Stored entries
=== Begin Enclosure ===

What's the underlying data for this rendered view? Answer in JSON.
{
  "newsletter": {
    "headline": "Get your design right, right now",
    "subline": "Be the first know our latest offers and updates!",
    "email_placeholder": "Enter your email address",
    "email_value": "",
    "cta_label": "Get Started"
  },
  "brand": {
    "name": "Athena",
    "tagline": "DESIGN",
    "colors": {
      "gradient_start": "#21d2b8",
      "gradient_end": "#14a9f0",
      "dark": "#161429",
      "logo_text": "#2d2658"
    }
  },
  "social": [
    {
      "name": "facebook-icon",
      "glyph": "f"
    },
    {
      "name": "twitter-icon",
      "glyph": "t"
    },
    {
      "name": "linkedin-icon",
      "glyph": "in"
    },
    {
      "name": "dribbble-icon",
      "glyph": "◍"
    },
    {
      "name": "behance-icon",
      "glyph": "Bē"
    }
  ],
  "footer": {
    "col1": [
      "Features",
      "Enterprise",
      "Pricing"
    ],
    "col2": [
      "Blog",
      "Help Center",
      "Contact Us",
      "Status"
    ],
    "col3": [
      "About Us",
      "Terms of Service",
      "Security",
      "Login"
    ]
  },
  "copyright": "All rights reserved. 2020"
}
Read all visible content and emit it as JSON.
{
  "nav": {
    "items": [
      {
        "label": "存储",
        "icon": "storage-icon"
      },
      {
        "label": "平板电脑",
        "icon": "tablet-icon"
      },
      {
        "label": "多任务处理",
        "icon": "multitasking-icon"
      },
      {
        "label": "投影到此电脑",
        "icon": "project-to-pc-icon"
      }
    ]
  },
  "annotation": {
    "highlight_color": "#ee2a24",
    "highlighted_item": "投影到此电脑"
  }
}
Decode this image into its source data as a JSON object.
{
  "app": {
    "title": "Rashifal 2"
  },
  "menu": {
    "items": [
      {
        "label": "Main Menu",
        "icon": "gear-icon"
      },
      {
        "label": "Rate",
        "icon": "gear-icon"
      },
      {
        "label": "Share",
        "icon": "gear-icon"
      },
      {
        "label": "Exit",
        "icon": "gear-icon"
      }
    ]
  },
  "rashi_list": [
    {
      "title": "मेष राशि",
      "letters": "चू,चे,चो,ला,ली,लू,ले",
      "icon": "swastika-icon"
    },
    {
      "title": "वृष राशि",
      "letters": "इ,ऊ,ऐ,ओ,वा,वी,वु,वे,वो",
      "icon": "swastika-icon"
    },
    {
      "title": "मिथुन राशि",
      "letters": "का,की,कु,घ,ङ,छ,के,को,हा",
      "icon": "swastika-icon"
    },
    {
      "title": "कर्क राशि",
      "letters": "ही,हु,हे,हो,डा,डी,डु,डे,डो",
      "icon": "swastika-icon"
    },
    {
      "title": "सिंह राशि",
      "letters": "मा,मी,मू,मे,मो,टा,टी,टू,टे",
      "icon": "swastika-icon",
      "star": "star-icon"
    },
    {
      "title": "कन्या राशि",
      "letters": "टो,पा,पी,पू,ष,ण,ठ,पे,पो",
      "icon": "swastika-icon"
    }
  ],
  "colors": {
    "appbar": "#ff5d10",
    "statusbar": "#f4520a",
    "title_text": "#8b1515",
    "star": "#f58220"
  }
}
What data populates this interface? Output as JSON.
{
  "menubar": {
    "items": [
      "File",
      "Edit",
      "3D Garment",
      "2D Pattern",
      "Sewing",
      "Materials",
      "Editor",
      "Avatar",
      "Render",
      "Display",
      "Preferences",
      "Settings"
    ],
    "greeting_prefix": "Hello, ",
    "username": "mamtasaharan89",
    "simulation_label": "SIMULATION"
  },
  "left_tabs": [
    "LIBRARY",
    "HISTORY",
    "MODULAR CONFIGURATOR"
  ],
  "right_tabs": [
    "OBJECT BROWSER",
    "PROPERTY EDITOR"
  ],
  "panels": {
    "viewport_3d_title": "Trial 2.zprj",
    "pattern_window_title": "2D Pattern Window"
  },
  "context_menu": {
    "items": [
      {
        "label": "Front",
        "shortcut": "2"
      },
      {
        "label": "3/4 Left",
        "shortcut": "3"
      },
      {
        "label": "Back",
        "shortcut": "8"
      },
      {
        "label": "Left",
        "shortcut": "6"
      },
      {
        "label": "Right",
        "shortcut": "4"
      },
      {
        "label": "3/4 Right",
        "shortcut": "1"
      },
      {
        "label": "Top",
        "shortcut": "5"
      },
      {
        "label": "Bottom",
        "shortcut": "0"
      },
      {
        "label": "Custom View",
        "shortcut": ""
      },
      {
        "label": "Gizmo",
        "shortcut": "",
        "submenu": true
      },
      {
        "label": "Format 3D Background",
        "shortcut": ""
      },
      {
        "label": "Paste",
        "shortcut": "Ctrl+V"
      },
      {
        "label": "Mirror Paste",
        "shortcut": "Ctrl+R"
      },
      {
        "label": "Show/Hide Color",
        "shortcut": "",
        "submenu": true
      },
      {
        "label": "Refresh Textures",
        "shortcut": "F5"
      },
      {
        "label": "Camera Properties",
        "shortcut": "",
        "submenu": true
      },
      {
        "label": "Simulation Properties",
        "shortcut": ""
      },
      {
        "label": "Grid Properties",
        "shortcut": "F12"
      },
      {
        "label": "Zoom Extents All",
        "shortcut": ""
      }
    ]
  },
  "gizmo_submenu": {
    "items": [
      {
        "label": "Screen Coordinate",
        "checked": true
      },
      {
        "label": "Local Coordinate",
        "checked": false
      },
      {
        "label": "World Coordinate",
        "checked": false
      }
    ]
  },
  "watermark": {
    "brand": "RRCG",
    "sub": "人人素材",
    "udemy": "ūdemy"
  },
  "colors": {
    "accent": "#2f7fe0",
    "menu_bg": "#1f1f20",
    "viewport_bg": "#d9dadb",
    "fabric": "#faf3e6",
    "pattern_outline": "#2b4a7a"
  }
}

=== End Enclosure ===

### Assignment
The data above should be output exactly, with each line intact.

### Worked solution
What's the underlying data for this rendered view? Answer in JSON.
{
  "newsletter": {
    "headline": "Get your design right, right now",
    "subline": "Be the first know our latest offers and updates!",
    "email_placeholder": "Enter your email address",
    "email_value": "",
    "cta_label": "Get Started"
  },
  "brand": {
    "name": "Athena",
    "tagline": "DESIGN",
    "colors": {
      "gradient_start": "#21d2b8",
      "gradient_end": "#14a9f0",
      "dark": "#161429",
      "logo_text": "#2d2658"
    }
  },
  "social": [
    {
      "name": "facebook-icon",
      "glyph": "f"
    },
    {
      "name": "twitter-icon",
      "glyph": "t"
    },
    {
      "name": "linkedin-icon",
      "glyph": "in"
    },
    {
      "name": "dribbble-icon",
      "glyph": "◍"
    },
    {
      "name": "behance-icon",
      "glyph": "Bē"
    }
  ],
  "footer": {
    "col1": [
      "Features",
      "Enterprise",
      "Pricing"
    ],
    "col2": [
      "Blog",
      "Help Center",
      "Contact Us",
      "Status"
    ],
    "col3": [
      "About Us",
      "Terms of Service",
      "Security",
      "Login"
    ]
  },
  "copyright": "All rights reserved. 2020"
}
Read all visible content and emit it as JSON.
{
  "nav": {
    "items": [
      {
        "label": "存储",
        "icon": "storage-icon"
      },
      {
        "label": "平板电脑",
        "icon": "tablet-icon"
      },
      {
        "label": "多任务处理",
        "icon": "multitasking-icon"
      },
      {
        "label": "投影到此电脑",
        "icon": "project-to-pc-icon"
      }
    ]
  },
  "annotation": {
    "highlight_color": "#ee2a24",
    "highlighted_item": "投影到此电脑"
  }
}
Decode this image into its source data as a JSON object.
{
  "app": {
    "title": "Rashifal 2"
  },
  "menu": {
    "items": [
      {
        "label": "Main Menu",
        "icon": "gear-icon"
      },
      {
        "label": "Rate",
        "icon": "gear-icon"
      },
      {
        "label": "Share",
        "icon": "gear-icon"
      },
      {
        "label": "Exit",
        "icon": "gear-icon"
      }
    ]
  },
  "rashi_list": [
    {
      "title": "मेष राशि",
      "letters": "चू,चे,चो,ला,ली,लू,ले",
      "icon": "swastika-icon"
    },
    {
      "title": "वृष राशि",
      "letters": "इ,ऊ,ऐ,ओ,वा,वी,वु,वे,वो",
      "icon": "swastika-icon"
    },
    {
      "title": "मिथुन राशि",
      "letters": "का,की,कु,घ,ङ,छ,के,को,हा",
      "icon": "swastika-icon"
    },
    {
      "title": "कर्क राशि",
      "letters": "ही,हु,हे,हो,डा,डी,डु,डे,डो",
      "icon": "swastika-icon"
    },
    {
      "title": "सिंह राशि",
      "letters": "मा,मी,मू,मे,मो,टा,टी,टू,टे",
      "icon": "swastika-icon",
      "star": "star-icon"
    },
    {
      "title": "कन्या राशि",
      "letters": "टो,पा,पी,पू,ष,ण,ठ,पे,पो",
      "icon": "swastika-icon"
    }
  ],
  "colors": {
    "appbar": "#ff5d10",
    "statusbar": "#f4520a",
    "title_text": "#8b1515",
    "star": "#f58220"
  }
}
What data populates this interface? Output as JSON.
{
  "menubar": {
    "items": [
      "File",
      "Edit",
      "3D Garment",
      "2D Pattern",
      "Sewing",
      "Materials",
      "Editor",
      "Avatar",
      "Render",
      "Display",
      "Preferences",
      "Settings"
    ],
    "greeting_prefix": "Hello, ",
    "username": "mamtasaharan89",
    "simulation_label": "SIMULATION"
  },
  "left_tabs": [
    "LIBRARY",
    "HISTORY",
    "MODULAR CONFIGURATOR"
  ],
  "right_tabs": [
    "OBJECT BROWSER",
    "PROPERTY EDITOR"
  ],
  "panels": {
    "viewport_3d_title": "Trial 2.zprj",
    "pattern_window_title": "2D Pattern Window"
  },
  "context_menu": {
    "items": [
      {
        "label": "Front",
        "shortcut": "2"
      },
      {
        "label": "3/4 Left",
        "shortcut": "3"
      },
      {
        "label": "Back",
        "shortcut": "8"
      },
      {
        "label": "Left",
        "shortcut": "6"
      },
      {
        "label": "Right",
        "shortcut": "4"
      },
      {
        "label": "3/4 Right",
        "shortcut": "1"
      },
      {
        "label": "Top",
        "shortcut": "5"
      },
      {
        "label": "Bottom",
        "shortcut": "0"
      },
      {
        "label": "Custom View",
        "shortcut": ""
      },
      {
        "label": "Gizmo",
        "shortcut": "",
        "submenu": true
      },
      {
        "label": "Format 3D Background",
        "shortcut": ""
      },
      {
        "label": "Paste",
        "shortcut": "Ctrl+V"
      },
      {
        "label": "Mirror Paste",
        "shortcut": "Ctrl+R"
      },
      {
        "label": "Show/Hide Color",
        "shortcut": "",
        "submenu": true
      },
      {
        "label": "Refresh Textures",
        "shortcut": "F5"
      },
      {
        "label": "Camera Properties",
        "shortcut": "",
        "submenu": true
      },
      {
        "label": "Simulation Properties",
        "shortcut": ""
      },
      {
        "label": "Grid Properties",
        "shortcut": "F12"
      },
      {
        "label": "Zoom Extents All",
        "shortcut": ""
      }
    ]
  },
  "gizmo_submenu": {
    "items": [
      {
        "label": "Screen Coordinate",
        "checked": true
      },
      {
        "label": "Local Coordinate",
        "checked": false
      },
      {
        "label": "World Coordinate",
        "checked": false
      }
    ]
  },
  "watermark": {
    "brand": "RRCG",
    "sub": "人人素材",
    "udemy": "ūdemy"
  },
  "colors": {
    "accent": "#2f7fe0",
    "menu_bg": "#1f1f20",
    "viewport_bg": "#d9dadb",
    "fabric": "#faf3e6",
    "pattern_outline": "#2b4a7a"
  }
}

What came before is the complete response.